• [ASSIGNMENT]:
Out of the records below, copy all lines in which the word "watch" occurs.

··· DATA FOR ANALYSIS ···

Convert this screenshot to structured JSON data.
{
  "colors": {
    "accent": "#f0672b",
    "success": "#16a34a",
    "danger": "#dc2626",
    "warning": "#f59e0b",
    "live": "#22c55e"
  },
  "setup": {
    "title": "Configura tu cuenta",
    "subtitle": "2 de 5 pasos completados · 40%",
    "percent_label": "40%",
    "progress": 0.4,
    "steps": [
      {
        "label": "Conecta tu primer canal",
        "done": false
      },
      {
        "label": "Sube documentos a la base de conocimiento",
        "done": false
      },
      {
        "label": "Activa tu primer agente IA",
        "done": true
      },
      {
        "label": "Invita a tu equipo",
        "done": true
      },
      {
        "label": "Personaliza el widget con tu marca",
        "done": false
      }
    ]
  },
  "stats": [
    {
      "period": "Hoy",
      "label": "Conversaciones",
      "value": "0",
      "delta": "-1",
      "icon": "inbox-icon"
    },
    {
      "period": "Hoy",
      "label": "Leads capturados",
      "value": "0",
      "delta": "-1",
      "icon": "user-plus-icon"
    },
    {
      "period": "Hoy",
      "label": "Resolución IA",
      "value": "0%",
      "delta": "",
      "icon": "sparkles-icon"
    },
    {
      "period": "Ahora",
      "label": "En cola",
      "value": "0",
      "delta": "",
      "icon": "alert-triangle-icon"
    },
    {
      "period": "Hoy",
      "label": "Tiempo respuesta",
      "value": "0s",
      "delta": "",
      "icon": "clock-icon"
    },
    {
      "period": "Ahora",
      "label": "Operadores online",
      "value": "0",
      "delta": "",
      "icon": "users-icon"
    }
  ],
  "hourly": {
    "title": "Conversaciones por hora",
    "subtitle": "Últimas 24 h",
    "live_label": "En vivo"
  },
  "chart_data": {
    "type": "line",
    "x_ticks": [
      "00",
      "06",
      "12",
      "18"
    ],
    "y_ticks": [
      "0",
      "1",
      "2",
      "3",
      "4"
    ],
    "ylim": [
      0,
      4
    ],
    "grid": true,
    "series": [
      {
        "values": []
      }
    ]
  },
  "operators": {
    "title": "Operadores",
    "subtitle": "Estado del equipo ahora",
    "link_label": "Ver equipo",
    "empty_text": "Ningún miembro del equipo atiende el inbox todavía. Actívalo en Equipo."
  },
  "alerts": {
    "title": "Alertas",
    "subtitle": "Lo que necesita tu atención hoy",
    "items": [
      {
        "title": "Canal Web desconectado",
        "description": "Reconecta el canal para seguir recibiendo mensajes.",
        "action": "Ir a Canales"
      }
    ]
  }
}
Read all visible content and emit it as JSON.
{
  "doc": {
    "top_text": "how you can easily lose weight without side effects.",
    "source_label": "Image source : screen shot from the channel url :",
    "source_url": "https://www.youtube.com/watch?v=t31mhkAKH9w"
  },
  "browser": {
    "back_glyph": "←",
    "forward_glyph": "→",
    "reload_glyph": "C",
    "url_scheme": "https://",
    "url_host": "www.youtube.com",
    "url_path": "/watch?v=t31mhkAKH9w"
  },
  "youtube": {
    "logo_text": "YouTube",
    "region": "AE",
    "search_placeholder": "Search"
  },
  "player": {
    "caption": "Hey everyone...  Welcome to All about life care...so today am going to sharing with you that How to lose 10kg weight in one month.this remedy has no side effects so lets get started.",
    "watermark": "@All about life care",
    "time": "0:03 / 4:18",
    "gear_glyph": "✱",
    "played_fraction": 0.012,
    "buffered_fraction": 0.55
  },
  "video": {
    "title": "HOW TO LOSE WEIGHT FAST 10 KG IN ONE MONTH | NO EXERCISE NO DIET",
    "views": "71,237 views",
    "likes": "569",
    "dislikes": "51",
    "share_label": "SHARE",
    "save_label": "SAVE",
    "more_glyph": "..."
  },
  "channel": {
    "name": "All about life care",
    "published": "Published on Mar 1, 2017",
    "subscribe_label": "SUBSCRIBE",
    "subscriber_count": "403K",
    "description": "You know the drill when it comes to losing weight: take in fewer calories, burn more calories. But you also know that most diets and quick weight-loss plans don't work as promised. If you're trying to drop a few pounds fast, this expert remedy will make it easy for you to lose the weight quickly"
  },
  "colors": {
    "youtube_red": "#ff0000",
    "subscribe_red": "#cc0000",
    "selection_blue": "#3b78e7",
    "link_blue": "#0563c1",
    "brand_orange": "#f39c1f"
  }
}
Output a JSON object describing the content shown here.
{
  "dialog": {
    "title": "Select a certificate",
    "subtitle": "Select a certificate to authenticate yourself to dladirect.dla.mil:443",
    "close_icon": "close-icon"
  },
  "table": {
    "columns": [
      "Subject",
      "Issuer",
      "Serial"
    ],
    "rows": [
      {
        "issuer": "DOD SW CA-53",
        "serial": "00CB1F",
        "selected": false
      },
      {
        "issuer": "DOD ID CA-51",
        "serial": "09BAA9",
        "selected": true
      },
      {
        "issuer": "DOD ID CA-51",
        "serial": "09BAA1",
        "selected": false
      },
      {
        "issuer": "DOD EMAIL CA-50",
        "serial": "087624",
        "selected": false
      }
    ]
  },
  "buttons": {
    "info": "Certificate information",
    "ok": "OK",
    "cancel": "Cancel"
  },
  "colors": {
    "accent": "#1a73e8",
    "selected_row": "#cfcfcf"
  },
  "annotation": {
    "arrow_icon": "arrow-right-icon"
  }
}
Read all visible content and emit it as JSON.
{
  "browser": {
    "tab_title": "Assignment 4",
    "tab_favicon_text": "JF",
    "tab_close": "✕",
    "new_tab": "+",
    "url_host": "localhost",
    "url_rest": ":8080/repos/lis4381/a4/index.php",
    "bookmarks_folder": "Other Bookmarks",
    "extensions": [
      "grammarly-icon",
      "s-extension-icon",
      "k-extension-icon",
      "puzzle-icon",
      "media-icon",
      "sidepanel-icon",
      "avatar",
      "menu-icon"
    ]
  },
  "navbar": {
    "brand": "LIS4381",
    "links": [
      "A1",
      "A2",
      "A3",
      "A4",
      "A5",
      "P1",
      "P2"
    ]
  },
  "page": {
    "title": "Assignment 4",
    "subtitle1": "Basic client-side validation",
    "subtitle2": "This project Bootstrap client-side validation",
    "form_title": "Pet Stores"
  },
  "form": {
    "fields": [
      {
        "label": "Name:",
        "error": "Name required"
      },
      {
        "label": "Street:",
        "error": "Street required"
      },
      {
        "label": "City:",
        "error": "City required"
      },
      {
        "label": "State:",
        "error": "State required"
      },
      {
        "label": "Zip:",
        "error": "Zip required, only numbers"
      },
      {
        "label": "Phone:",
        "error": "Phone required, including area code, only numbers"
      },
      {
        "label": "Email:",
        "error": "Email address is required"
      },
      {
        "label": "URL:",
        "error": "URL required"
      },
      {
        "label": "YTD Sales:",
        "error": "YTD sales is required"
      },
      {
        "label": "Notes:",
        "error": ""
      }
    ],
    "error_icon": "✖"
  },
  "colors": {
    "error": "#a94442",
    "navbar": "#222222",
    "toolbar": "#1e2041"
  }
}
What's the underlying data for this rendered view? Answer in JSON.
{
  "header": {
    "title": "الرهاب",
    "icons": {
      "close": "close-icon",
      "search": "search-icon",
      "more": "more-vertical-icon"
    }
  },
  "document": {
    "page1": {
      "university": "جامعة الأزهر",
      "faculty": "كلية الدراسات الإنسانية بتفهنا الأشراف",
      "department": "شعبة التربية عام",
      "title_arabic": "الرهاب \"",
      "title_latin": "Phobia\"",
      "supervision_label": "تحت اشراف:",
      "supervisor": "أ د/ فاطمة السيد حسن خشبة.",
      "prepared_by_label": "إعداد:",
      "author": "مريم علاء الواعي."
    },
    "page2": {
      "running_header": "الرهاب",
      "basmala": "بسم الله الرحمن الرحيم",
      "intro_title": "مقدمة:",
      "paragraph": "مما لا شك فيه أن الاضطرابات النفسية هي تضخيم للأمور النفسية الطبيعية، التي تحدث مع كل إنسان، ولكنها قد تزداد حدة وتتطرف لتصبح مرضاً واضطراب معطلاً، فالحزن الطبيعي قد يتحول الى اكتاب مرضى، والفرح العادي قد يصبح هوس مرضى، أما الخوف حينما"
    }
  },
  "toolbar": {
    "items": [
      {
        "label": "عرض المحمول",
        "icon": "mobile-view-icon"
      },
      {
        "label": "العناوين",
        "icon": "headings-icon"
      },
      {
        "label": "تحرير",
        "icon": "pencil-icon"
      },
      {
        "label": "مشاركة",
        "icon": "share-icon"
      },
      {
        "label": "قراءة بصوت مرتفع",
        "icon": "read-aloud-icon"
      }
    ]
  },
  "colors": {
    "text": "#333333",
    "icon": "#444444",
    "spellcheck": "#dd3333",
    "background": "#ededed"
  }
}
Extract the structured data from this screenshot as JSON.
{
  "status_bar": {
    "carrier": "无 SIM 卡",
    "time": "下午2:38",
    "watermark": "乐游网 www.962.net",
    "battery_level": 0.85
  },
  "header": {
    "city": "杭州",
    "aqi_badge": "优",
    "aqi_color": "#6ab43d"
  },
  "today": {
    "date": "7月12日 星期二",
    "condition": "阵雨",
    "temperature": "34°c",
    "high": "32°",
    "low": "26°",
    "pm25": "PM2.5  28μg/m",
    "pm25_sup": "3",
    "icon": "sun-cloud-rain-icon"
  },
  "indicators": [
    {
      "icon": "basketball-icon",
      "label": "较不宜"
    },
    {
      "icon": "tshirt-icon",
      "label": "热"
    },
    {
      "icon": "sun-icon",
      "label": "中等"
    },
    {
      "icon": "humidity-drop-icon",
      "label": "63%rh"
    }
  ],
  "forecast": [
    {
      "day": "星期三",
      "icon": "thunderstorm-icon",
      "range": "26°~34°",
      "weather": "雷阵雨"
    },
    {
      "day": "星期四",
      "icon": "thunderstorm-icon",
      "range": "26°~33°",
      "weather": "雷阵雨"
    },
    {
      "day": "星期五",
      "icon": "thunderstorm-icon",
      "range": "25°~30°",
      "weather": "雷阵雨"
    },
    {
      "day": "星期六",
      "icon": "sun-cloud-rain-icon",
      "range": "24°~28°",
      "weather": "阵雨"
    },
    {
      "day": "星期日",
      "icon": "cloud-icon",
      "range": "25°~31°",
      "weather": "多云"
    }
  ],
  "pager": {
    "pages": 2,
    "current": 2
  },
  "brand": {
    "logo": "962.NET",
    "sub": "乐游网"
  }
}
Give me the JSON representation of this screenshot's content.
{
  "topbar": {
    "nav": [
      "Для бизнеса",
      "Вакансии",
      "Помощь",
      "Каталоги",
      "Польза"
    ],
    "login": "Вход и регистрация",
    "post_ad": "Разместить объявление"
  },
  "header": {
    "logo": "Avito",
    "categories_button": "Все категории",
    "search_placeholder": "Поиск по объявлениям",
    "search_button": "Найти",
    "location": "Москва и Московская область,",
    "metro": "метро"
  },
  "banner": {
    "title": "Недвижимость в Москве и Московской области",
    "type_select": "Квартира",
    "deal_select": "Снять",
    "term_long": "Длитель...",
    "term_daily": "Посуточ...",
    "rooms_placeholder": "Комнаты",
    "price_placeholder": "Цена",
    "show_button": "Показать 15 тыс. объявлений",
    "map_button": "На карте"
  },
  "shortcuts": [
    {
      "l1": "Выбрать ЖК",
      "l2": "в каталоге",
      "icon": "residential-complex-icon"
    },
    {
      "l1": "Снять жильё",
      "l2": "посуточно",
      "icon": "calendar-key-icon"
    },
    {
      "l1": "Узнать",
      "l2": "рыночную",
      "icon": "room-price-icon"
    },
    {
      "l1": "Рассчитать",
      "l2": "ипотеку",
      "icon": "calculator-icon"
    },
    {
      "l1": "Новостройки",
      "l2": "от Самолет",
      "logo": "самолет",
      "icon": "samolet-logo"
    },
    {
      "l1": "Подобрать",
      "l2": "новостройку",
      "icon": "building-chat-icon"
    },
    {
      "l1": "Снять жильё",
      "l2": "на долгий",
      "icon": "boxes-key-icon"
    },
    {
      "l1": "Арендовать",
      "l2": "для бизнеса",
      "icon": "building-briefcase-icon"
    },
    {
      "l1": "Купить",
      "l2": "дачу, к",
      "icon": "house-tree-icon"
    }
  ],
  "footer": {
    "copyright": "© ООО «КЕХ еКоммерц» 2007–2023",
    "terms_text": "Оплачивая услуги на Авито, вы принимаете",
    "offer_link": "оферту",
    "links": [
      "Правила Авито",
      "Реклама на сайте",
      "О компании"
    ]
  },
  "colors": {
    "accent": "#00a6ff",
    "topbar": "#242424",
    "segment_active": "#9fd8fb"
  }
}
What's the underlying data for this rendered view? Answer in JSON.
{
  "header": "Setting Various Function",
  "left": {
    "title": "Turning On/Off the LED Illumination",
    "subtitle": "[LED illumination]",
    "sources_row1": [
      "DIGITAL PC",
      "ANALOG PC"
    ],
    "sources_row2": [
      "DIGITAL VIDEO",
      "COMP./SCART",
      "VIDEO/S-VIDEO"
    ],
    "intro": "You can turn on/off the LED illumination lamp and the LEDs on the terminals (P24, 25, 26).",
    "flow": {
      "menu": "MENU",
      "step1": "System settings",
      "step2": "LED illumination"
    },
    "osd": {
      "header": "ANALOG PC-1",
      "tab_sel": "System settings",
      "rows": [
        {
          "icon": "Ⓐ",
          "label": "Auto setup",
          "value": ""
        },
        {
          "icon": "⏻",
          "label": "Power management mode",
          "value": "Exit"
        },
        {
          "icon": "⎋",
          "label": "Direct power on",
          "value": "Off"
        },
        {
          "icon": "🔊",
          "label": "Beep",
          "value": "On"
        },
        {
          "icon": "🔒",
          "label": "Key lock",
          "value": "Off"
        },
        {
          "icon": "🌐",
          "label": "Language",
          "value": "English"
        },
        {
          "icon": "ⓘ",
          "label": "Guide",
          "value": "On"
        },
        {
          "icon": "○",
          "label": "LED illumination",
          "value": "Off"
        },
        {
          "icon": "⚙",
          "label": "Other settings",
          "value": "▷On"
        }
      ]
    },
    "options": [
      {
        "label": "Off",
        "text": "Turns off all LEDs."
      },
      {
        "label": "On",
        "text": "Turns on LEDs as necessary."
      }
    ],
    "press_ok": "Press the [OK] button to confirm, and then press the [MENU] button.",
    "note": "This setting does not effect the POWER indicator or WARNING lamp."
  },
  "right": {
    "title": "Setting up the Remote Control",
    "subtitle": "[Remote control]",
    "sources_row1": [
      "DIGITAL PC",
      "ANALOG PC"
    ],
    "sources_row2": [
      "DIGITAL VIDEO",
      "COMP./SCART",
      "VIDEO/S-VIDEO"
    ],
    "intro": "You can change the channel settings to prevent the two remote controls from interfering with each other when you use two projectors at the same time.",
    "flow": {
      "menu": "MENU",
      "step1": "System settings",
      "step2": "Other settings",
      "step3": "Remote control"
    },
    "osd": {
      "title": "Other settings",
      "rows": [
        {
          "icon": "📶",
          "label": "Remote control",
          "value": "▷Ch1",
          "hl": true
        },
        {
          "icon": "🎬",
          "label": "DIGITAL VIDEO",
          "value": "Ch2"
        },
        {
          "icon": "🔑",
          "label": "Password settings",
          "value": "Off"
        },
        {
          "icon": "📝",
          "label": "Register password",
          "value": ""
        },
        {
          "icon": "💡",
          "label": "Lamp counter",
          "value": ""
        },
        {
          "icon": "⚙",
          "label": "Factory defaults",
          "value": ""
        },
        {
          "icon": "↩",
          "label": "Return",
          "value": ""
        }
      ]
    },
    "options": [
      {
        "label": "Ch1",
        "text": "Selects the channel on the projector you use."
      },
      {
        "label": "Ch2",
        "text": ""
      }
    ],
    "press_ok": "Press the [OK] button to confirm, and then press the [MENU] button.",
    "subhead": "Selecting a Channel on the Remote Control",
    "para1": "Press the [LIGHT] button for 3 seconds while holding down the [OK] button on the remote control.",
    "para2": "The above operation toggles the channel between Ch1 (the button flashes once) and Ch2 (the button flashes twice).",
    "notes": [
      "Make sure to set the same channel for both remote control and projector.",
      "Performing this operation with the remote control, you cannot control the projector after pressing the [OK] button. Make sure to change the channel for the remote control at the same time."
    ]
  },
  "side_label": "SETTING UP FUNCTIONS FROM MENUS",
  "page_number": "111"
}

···

• [ANSWER SPACE]:
    "source_url": "https://www.youtube.com/watch?v=t31mhkAKH9w"
    "url_path": "/watch?v=t31mhkAKH9w"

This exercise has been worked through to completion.